The skillet is from Danny Seo, whom I had never heard of until buying the pan. I bought it because Teflon pans are starting to annoy me. I definitely need to replace the frying pan that I currently have. In the six years I’ve lived in Germany, I’ve already gone through three skillets. My sister in the Philippines is still using my Grandma’s pots and pans, which were acquired in the ’60s!
Too bad the cast iron skillet is very small, only about 20 cm in diameter. I plan to get a bigger one if I see it in the market. It is a raw iron skillet, and so I had the pleasure of learning how to “season” one.
The first cast iron pot I got was already seasoned before purchase. Seasoning in this case had nothing to do with spices. It is the process of coating/impregnating the pot or pan with oil to prevent rusting. This simulates the grime that accumulates in a pot through the years that turns your cast iron into a non-stick pan, with proper care.
Pre-heat your oven to 150°C. With a dollop (about a teaspoon) of oil, coat or rub the entire pot or pan from top to bottom, every crevice should be oiled. Place it in the oven for one hour. Take it out, let it cool to room temperature, and if there is excess oil, wipe it off.
I used olive oil, since I have one that has a very low acid content. Yes, oils have acids, since fat is actually a collection of amino acids. The instructions said that I should use a sponge or a towel, but I found it too wasteful and rubbed the oil with my fingers instead.
Once your pot or pan is seasoned, it should never be washed or scrubbed with dishwashing liquid, since this will remove the protective layer of oil on the surface. It sounds yucky, but my Teflon pans are also cleaned similarly. The only difference is that the pan comes into contact with the soft side of a dishwashing sponge full of dishwashing liquid twice a month.

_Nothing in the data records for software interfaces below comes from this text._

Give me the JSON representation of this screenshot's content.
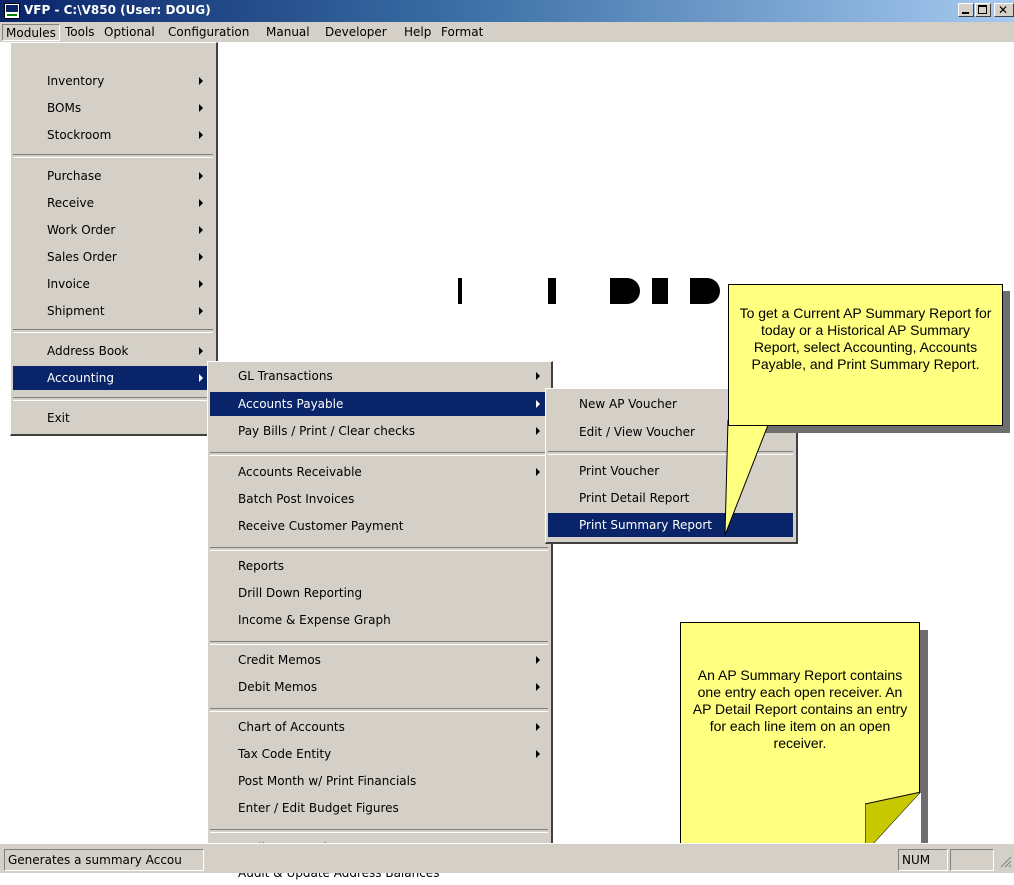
{
  "window": {
    "title": "VFP - C:\\V850  (User: DOUG)",
    "app_icon": "vfp-app-icon",
    "controls": [
      "minimize-icon",
      "maximize-icon",
      "close-icon"
    ]
  },
  "menubar": {
    "items": [
      "Modules",
      "Tools",
      "Optional",
      "Configuration",
      "Manual",
      "Developer",
      "Help",
      "Format"
    ],
    "active": "Modules"
  },
  "modules_menu": {
    "items": [
      {
        "label": "Inventory",
        "submenu": true
      },
      {
        "label": "BOMs",
        "submenu": true
      },
      {
        "label": "Stockroom",
        "submenu": true
      },
      {
        "label": "Purchase",
        "submenu": true
      },
      {
        "label": "Receive",
        "submenu": true
      },
      {
        "label": "Work Order",
        "submenu": true
      },
      {
        "label": "Sales Order",
        "submenu": true
      },
      {
        "label": "Invoice",
        "submenu": true
      },
      {
        "label": "Shipment",
        "submenu": true
      },
      {
        "label": "Address Book",
        "submenu": true
      },
      {
        "label": "Accounting",
        "submenu": true,
        "highlighted": true
      },
      {
        "label": "Exit",
        "submenu": false
      }
    ]
  },
  "accounting_menu": {
    "items": [
      {
        "label": "GL Transactions",
        "submenu": true
      },
      {
        "label": "Accounts Payable",
        "submenu": true,
        "highlighted": true
      },
      {
        "label": "Pay Bills / Print / Clear checks",
        "submenu": true
      },
      {
        "label": "Accounts Receivable",
        "submenu": true
      },
      {
        "label": "Batch Post Invoices",
        "submenu": false
      },
      {
        "label": "Receive Customer Payment",
        "submenu": false
      },
      {
        "label": "Reports",
        "submenu": false
      },
      {
        "label": "Drill Down Reporting",
        "submenu": false
      },
      {
        "label": "Income & Expense Graph",
        "submenu": false
      },
      {
        "label": "Credit Memos",
        "submenu": true
      },
      {
        "label": "Debit Memos",
        "submenu": true
      },
      {
        "label": "Chart of Accounts",
        "submenu": true
      },
      {
        "label": "Tax Code Entity",
        "submenu": true
      },
      {
        "label": "Post Month w/ Print Financials",
        "submenu": false
      },
      {
        "label": "Enter / Edit Budget Figures",
        "submenu": false
      },
      {
        "label": "Audit Transactions",
        "submenu": false
      },
      {
        "label": "Audit & Update Address Balances",
        "submenu": false
      }
    ]
  },
  "ap_menu": {
    "items": [
      {
        "label": "New AP Voucher"
      },
      {
        "label": "Edit / View Voucher"
      },
      {
        "label": "Print Voucher"
      },
      {
        "label": "Print Detail Report"
      },
      {
        "label": "Print Summary Report",
        "highlighted": true
      }
    ]
  },
  "callouts": {
    "top": "To get a Current AP Summary Report for today or a Historical AP Summary Report, select Accounting, Accounts Payable, and Print Summary Report.",
    "bottom": "An AP Summary Report contains one entry each open receiver.  An AP Detail Report contains an entry for each line item on an open receiver."
  },
  "statusbar": {
    "message": "Generates a summary Accou",
    "indicator": "NUM"
  },
  "colors": {
    "menu_bg": "#d4d0c8",
    "highlight": "#0a246a",
    "callout_bg": "#ffff80",
    "title_start": "#0a246a",
    "title_end": "#a6caf0"
  }
}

I’ve been practicing cleaning my pot by boiling water in it and scrubbing the grime out with a stiff brush afterwards. It still feels weird not letting soap touch it, but I think that over time, I’ll get used to it.